Zack Hutchins
Director of Communications

For Release — February 15, 2000


ALBANY - New York State lawmakers should continue nurturing New York's economic recovery by further reducing New York's tax burden, especially by eliminating the gross receipts tax (GRT) on energy, Business Council President Daniel B. Walsh said in testimony to be delivered Tuesday in a hearing on economic development. (To view the testimony click here.)

Also on Tuesday, The Council's research affiliate, The Public Policy Institute of New York State, released a new report on the GRT, entitled The Hidden Tax in New York's Energy Bills. That report, which Walsh cited in his testimony, argues that efforts to reduce energy taxes, beginning with elimination of the energy GRT, will pay off in new growth, especially for the upstate economy. (You can read the full report here.)
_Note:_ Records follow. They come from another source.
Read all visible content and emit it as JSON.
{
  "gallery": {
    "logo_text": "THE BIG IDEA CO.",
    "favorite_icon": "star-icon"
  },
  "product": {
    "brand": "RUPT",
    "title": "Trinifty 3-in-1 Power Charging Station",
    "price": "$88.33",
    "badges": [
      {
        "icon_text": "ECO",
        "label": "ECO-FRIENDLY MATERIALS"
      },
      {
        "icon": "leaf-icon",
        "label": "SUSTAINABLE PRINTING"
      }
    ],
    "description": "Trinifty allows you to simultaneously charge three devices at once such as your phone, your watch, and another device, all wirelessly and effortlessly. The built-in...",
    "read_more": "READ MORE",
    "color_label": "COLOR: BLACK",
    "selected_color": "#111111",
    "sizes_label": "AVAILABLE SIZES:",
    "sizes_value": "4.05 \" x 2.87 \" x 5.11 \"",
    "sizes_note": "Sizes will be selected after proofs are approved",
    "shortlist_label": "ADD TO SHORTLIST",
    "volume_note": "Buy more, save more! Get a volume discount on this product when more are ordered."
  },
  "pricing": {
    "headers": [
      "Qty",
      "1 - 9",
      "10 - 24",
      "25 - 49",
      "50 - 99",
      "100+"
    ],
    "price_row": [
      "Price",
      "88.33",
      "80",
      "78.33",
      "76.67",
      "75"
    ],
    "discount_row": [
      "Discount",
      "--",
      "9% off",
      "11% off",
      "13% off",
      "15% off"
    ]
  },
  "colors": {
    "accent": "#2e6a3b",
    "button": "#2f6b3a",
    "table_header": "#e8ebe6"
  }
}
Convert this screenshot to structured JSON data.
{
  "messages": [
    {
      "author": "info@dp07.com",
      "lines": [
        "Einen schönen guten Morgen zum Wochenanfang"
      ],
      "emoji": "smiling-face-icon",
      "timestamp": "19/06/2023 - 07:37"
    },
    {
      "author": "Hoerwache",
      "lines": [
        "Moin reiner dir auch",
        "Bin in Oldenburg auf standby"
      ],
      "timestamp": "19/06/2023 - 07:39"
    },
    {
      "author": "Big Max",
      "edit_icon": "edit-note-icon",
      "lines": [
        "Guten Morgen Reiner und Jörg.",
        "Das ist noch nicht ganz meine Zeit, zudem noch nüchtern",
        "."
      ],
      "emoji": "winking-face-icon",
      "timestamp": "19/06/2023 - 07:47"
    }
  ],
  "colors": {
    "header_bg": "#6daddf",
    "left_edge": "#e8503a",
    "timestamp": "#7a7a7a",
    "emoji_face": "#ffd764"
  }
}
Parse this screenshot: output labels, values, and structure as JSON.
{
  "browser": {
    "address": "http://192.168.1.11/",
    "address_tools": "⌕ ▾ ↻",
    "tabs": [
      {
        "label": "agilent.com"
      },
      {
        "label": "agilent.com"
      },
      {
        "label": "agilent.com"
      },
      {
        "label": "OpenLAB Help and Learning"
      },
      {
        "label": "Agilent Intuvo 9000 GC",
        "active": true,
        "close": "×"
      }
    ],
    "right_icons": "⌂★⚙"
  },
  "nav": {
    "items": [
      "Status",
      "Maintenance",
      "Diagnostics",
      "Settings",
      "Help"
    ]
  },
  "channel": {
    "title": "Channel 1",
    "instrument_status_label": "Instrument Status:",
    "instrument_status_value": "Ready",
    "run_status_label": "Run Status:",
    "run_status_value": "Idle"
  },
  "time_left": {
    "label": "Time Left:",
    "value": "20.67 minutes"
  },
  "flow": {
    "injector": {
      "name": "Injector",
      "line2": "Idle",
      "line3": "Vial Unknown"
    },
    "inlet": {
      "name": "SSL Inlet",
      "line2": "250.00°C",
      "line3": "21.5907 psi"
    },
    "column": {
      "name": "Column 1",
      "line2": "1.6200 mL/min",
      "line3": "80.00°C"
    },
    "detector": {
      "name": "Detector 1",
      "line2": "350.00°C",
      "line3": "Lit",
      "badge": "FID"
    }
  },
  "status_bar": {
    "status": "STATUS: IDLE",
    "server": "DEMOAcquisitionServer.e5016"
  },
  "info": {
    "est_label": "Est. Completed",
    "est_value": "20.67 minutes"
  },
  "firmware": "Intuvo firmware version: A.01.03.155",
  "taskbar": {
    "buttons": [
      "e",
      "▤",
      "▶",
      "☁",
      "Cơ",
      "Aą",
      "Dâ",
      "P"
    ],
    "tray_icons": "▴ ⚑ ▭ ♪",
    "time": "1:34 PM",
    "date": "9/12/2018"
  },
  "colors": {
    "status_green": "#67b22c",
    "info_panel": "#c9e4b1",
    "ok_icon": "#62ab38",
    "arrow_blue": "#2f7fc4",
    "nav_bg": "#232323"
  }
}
In his testimony for the Senate Finance Committee and the Assembly Ways & Means Committee, Walsh praised lawmakers for the personal and business tax cuts of the last few years. He cited the repeal of New York's notorious added estate tax, which took effect this month, as just the latest in a long string of positive steps.

"But we truly have more work to do," he added. "The single most direct step that you and Governor Pataki can take to reduce energy costs for all customers is to eliminate the GRT."

In 1999, he said, New York's electricity rates were above the national average for industry (41 percent), commercial customers (54 percent), and residences (62 percent), and natural gas prices are also higher in New York. A typical New York medium-sized manufacturer pays $23,894 a month for electricity.

The same load in Pennsylvania would cost $19,223; in Michigan and Illinois, the cost about be around $15,000, he said. "Over a full-year, this medium-sized company pays more than $100,000 extra for power, just by virtue of calling New York State home," Walsh testified.

He also said GRT repeal should be retroactive to Jan. 1 for the energy-intensive manufacturing sector, which would especially benefit manufacturing-intensive upstate.

He also recommended:

Expanding Power for Jobs by 200 megawatts as the Governor has urged. But he said lawmakers should not limit utilities to a 50 percent tax credit for revenues lost to the program, which would create additional unrecoverable costs for utilities.

Reducing New York's ton-mileage tax (TMT) to 25 percent of the pre-1998 rates, and converting the remainder into registration fees for trucks. Lawmakers cut this tax two years ago, "but our highway taxes are still uncompetitive," Walsh said.

Updating long-standing sales tax exemptions for telecommunications industry. This exemption originally applied only to "central switching equipment," but should be updated to reflect the emergence of new technologies in this industry.

Reducing the alternative minimum tax (AMT) to 2 percent or lower. The AMT now applies to manufacturing and the securities industry. "We want both of these very important sectors to invest in the Empire State," Walsh said. "Reducing the AMT further, to 2 percent or below, will create more incentive for such development."

Using only in-state sales to determine corporate income. New York's corporate taxes now are based on three factors: in-state sales; percentage of worldwide payroll located in state; and percentage of worldwide property value located in state. By using all three factors, New York actually encourages employers to put new jobs and plants elsewhere-because placing them here would actually drive up their New York taxes, Walsh said.

Reducing local taxes through mandate relief, including: consolidating state and local Medicaid bureaucracies, on which New York taxpayers spend $1.5 billion a year; reforming prevailing-wage laws and the Wicks Law (which requires multiple contractors on public construction projects with estimated costs above $50,000, which inflates costs); and exempting school districts from the Wicks Law.

Investing in education and training. Recommendations include: improving STAR property-tax relief by sending tax benefits directly to taxpayers, not to school districts; expanding on the Governor's recommended funding of $6 million for the Strategic Training Alliance, which provides employer-focused worker training; standing by New York's new higher academic standards; and investing in higher education.

Rejecting proposed increases in business fees to refinance the state's Superfund. Most state-funded cleanups are at municipal sites or sites with no responsible party; since these cleanups yield broad benefits, they should be funded by broad-based general revenues, not narrowly targeted business fees, Walsh said.

The Business Council is New York's largest broad-based business group, representing some 4,000 member companies large and small across the state. Based in Albany, it lobbies for a better business climate, and offers cost-cutting services to its members.